|House wren, from last year.|
As the white-tails ran off into Greystone across the street, one of my neighbors came out of his house to chat. He pointed out to me something highly unusual - a duck on a nest in his yard.
I didn't see it at first because the duck, a mallard, was perfectly camoflaged with her speckled back and dull appearance. She had her bill tucked in and was within a thick, fenced-in stand of irises in a small area under a large shade tree. My neighbor told me his wife had accidentally scared up Mother Duck - which is how she found the nest - and there were 11 eggs.
My neighbor and his wife are being protective of the duck nest, as I would be, and I can only hope the ducklings will be able to safely follow their mother off the nest, through the backyards, into Greystone - my neighbors' backyard abuts the edge of the property - and into Thompson Brook where they can grow.
At this time of year there are already birds on nests in New Jersey. Were I still working in Englewood Cliffs I'd have seen redtails Harold and Maud feeding young by now on the nest I discovered. Same with the robin nest I found in the courtyard of my former office building.
Birds are not alone. I always associate Memorial Day weekend with the one year a doe decided to drop a fawn on the end of my lawn, out in the open, right at the curb. When I saw it all curled up I thought it was dead. It was not. I worried that someone's dog would get at it so I did what I've always done at such times - I called my brother-in-law in NH, the teaching naturalist.
Newborn fawns have no smell, he told me, so as far as a dog would be concerned, it would just be part of the scenery.
That wouldn't apply to humans, however, and Mother Doe must've known this because the next day the fawn was off the curb and in the long grass behind my house near the flood wall. Our mower was still in the shop and the backyard looked like a meadow. The fawn stayed there a day or two before its mother led it someplace else. That was the first and, so far, last time.
I've also found a rabbit nest when I was clearing leaves from around a shrub at the side of the house. I quickly put the leaves back on it and then checked with my brother-in-law. He said that as long as I hadn't touched the young they'd be OK.

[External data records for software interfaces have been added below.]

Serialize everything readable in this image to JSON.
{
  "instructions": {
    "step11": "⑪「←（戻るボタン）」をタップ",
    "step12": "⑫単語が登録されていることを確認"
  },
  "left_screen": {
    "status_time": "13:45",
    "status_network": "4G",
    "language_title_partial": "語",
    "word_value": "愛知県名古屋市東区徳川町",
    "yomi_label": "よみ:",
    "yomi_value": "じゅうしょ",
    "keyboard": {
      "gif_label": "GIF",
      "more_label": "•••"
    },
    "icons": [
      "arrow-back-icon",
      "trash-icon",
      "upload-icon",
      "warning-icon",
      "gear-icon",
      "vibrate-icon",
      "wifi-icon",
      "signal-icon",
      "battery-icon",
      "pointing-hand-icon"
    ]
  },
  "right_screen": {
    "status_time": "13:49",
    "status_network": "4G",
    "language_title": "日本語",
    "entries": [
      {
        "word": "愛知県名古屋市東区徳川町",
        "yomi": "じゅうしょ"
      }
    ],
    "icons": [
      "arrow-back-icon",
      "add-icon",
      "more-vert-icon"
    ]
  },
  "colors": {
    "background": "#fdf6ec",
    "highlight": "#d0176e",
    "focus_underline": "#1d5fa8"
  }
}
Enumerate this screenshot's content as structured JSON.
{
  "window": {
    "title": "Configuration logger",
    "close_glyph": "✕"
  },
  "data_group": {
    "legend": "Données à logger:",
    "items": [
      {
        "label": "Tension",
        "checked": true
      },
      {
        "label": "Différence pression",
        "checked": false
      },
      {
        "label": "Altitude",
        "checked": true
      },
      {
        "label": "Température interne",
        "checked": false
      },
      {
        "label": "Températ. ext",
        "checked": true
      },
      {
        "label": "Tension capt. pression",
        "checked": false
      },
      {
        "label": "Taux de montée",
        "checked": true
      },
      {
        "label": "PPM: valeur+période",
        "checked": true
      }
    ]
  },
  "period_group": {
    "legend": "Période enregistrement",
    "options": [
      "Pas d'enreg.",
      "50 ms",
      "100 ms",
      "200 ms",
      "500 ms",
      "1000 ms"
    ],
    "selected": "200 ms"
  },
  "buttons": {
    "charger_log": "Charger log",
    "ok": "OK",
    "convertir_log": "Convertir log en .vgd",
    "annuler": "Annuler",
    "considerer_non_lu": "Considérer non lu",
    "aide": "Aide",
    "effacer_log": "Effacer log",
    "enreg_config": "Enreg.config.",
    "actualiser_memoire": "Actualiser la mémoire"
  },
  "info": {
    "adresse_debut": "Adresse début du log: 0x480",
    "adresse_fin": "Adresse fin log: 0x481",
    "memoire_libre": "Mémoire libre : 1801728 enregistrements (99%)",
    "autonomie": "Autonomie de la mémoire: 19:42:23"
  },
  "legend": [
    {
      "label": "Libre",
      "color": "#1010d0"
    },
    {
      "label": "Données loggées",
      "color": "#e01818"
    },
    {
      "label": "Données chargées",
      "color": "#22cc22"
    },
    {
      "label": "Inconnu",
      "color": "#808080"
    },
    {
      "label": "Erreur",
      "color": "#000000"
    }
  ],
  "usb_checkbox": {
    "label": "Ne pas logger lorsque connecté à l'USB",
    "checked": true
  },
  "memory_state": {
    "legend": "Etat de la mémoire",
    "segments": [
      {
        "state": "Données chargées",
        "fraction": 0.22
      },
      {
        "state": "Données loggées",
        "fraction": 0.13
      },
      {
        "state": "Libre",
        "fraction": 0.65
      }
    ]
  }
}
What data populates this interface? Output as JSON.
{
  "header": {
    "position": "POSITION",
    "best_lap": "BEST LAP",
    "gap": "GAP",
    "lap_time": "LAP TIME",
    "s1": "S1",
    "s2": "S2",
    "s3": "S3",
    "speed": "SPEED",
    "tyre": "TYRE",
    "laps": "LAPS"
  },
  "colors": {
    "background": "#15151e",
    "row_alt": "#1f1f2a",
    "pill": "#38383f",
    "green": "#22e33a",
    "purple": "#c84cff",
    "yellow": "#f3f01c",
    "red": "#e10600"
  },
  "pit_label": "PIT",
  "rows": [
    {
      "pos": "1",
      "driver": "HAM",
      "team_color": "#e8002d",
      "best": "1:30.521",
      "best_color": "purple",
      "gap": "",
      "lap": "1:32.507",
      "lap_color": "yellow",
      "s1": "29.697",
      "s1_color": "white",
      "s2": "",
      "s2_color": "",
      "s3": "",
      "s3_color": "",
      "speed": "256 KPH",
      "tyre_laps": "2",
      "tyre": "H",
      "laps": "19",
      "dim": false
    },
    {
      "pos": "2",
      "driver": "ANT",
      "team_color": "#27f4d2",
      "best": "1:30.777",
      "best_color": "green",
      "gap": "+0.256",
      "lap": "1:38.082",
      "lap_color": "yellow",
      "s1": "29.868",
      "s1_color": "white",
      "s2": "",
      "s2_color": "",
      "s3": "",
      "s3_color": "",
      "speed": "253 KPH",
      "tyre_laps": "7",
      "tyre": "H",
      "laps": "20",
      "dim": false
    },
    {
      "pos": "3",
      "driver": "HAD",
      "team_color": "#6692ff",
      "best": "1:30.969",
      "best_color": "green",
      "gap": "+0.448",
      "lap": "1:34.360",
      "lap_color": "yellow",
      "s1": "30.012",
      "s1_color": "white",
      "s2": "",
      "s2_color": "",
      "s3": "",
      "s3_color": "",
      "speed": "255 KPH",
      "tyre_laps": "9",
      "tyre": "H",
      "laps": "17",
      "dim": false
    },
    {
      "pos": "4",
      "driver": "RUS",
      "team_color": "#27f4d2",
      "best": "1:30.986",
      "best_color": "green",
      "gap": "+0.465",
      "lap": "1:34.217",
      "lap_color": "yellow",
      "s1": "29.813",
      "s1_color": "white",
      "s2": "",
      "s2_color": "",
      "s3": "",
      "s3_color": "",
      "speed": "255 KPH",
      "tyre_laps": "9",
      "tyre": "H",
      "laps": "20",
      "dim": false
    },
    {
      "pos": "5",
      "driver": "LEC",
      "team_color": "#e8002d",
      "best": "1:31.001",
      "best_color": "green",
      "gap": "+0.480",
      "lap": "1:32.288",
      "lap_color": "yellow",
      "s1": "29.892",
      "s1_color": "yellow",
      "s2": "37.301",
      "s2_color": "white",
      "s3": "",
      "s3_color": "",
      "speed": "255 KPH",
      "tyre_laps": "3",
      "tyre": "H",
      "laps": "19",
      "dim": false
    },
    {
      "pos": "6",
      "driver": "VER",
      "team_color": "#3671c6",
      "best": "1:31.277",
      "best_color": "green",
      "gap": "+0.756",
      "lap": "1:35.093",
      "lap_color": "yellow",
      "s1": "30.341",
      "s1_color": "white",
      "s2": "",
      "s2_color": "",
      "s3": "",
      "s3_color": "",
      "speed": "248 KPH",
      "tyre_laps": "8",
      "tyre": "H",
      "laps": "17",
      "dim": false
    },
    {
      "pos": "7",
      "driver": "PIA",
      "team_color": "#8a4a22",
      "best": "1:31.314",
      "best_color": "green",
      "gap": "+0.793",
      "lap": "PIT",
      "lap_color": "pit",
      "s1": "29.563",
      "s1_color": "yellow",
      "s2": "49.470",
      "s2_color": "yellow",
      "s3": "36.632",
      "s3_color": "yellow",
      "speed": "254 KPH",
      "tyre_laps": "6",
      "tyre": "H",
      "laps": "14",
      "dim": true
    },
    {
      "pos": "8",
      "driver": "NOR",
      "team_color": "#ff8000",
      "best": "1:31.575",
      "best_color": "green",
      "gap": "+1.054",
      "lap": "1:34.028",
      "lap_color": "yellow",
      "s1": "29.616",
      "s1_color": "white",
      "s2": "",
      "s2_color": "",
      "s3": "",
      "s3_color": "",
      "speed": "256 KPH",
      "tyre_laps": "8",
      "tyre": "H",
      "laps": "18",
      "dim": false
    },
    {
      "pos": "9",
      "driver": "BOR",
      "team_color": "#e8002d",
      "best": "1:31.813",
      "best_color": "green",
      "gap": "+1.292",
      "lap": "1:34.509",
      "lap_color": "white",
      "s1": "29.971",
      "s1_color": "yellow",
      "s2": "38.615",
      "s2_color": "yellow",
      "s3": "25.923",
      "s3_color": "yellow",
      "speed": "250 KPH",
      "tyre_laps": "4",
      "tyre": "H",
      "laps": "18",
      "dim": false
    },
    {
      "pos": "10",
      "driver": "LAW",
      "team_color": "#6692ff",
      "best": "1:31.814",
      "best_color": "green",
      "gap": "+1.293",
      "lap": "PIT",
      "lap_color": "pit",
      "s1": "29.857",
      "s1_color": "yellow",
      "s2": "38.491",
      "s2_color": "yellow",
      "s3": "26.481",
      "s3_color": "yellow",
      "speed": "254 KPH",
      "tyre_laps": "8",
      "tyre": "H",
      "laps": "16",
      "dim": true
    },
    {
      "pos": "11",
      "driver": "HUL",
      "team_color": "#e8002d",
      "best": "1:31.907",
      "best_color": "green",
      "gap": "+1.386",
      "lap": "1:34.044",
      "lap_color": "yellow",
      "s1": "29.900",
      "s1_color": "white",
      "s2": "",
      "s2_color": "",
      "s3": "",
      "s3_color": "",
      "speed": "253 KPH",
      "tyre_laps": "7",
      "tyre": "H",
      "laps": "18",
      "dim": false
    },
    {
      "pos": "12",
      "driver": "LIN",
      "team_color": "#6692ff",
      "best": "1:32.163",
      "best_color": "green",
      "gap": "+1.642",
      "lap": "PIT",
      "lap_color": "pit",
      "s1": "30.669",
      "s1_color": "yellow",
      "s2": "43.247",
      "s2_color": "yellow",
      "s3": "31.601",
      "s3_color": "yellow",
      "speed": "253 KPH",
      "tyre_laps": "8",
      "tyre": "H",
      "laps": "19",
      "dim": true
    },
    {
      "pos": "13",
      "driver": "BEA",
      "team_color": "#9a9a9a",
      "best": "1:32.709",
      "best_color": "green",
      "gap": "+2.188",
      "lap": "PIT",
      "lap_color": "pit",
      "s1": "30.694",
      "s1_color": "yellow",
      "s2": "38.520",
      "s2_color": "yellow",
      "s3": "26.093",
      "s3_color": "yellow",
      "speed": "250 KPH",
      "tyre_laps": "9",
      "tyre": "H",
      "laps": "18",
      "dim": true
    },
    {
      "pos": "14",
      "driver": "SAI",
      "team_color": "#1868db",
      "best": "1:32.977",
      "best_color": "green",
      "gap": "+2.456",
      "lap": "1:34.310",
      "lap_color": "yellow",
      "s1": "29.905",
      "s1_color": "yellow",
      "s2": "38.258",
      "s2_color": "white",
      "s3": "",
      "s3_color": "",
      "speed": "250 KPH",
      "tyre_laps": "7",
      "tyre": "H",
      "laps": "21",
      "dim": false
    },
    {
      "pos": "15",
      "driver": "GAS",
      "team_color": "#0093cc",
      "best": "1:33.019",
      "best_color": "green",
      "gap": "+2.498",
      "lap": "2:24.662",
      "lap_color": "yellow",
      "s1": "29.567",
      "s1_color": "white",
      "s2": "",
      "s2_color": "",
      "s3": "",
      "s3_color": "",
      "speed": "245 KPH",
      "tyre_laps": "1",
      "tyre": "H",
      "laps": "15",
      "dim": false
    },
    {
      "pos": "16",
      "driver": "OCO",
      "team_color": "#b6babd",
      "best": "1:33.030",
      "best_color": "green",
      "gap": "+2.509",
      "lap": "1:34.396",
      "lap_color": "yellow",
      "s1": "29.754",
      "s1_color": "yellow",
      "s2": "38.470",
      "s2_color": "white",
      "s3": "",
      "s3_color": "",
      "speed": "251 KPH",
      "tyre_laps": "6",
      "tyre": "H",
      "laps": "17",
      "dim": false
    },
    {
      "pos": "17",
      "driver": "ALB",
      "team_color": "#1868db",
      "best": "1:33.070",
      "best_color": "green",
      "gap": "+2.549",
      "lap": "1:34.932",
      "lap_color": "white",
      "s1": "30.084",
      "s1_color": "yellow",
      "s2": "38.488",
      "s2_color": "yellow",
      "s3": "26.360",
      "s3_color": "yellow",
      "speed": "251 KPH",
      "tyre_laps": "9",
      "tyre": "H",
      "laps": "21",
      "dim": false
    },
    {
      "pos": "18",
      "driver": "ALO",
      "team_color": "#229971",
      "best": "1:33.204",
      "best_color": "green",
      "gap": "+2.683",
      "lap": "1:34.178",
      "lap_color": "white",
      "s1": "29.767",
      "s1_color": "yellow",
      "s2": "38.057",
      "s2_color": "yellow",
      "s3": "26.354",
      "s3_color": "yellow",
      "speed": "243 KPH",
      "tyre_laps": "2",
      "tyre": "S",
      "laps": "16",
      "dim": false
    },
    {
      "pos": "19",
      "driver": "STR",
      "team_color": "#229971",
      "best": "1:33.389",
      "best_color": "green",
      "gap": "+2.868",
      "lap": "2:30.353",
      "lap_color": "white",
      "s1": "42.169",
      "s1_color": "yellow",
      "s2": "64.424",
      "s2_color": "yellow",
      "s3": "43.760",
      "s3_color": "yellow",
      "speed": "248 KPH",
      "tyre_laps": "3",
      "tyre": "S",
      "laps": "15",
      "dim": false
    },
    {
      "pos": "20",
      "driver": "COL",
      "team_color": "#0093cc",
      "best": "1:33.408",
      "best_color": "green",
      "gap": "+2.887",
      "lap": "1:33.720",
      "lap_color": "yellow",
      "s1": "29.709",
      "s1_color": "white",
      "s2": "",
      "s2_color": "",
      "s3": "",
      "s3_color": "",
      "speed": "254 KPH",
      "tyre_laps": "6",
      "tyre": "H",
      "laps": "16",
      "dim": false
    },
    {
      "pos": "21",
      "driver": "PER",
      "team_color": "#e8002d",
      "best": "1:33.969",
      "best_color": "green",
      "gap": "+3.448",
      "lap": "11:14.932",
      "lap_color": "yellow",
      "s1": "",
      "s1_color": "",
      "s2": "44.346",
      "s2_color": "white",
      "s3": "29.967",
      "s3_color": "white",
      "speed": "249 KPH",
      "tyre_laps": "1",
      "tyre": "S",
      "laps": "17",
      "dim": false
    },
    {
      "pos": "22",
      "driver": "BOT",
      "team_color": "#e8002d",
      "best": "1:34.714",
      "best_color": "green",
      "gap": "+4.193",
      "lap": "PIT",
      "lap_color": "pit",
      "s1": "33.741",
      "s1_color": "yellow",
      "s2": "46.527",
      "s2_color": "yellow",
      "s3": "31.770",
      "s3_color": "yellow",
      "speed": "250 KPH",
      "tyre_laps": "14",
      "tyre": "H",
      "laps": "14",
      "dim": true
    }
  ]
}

I am sure if I wanted to do so I would find a lot of nests in the shrubs and in the weeds at the borders of my backyard. Some of my other neighbors whose backyards border Greystone have seen skunk, racoon and fox families, and I was once awakened in the wee hours of a mid-May morning by a surreal sound that turned out to be mob of owlettes - likely great horned owl at that time of year - begging their mother for food. When I came outside in a futile attempt to look for them, Mother Owl silently led them away, their calls receding.
|House wren nest box|
You probably have nests, too. If you find them please leave them alone and do not move them to what you think is a safer or more convenient location. The birds usually know what they are doing and if you move the nests you are dooming the young.
There is one nest in my yard that I can easily see - the box I hang from my apple tree for the house wrens. Every year at least one pair usually makes a nest and raise young in that box. This year, however, like everything else - roses blooming in April, certain migrant birds arriving weeks early, summer weather in winter - something is off and the wrens have not nested in the box.
That doesn't mean they haven't found my backyard, however. For the last few mornings, at first light, a house wren has been singing vigorously, proclaiming to the world this is his territory and he's protecting it. He's more reliable than my alarm clock!
Once in a while, if I'm out on the porch at the right time, I've seen a second wren flying around the yard with him. So there must be a nest somewhere, perhaps in my big hedge.
I'm leaving them alone. Perhaps the next brood will be in the box where I can see them develop.